The older of the two manuscripts (O.2.41) comprises four main items: a calendar including Ely saints; the ‘book of Bishop Aethelwold’ describing the expansion of Ely abbey and its endowments; a cartulary of Ely abbey (a collection of transcripts of legal charters); and a copy of the Inquisitio Eliensis, or ‘Ely Inquest’.
The Inquisitio is a dossier of information collected from the original returns made to King William’s commissioners for the Domesday survey of 1086. In this compilation the account covers all the lands in the possession of Ely abbey, which were spread across Cambridgeshire, Hertfordshire, Norfolk, Suffolk, Essex and Huntingdonshire. The collection is prefaced by an explanation of the way in which the survey was undertaken, which lists the names of the men who gave sworn testimony in each district of Cambridgeshire and part of Hertfordshire. These names are particularly useful as they are among the material which was excised from the eventual compilation of the Domesday survey in the Great and Little Domesday Books.
The second Liber Eliensis (O.2.1) was compiled slightly later than the first, at the end of the twelfth century, and has related but slightly different contents. It also begins with a calendar, but here listing not only saints but also benefactors as well as kings, abbots and bishops. This is followed by a history of Ely abbey, partly derived from the ‘book of bishop Aethelwold’, but also compiled from various other documents in the abbey. It includes an account of King Cnut rowing past the abbey and hearing the monks singing.
This is followed by a further copy of the Inquisitio Eliensis, which incorporates some information not found in the earlier manuscript. The final section of the manuscript contains the lives of six Ely saints: Seaxburh, Eormenhild, Eorcengota, Werburg, Aethelburh and Wihtburh.

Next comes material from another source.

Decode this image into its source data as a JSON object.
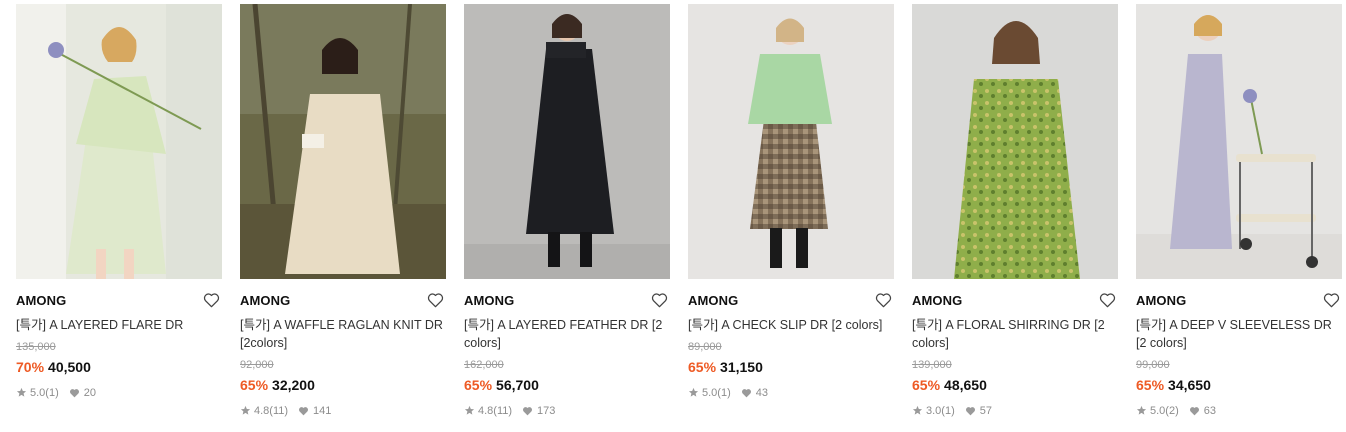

Anglo-Saxon Kingdoms: Art, Word, War is at the British Library until 19 February 2019.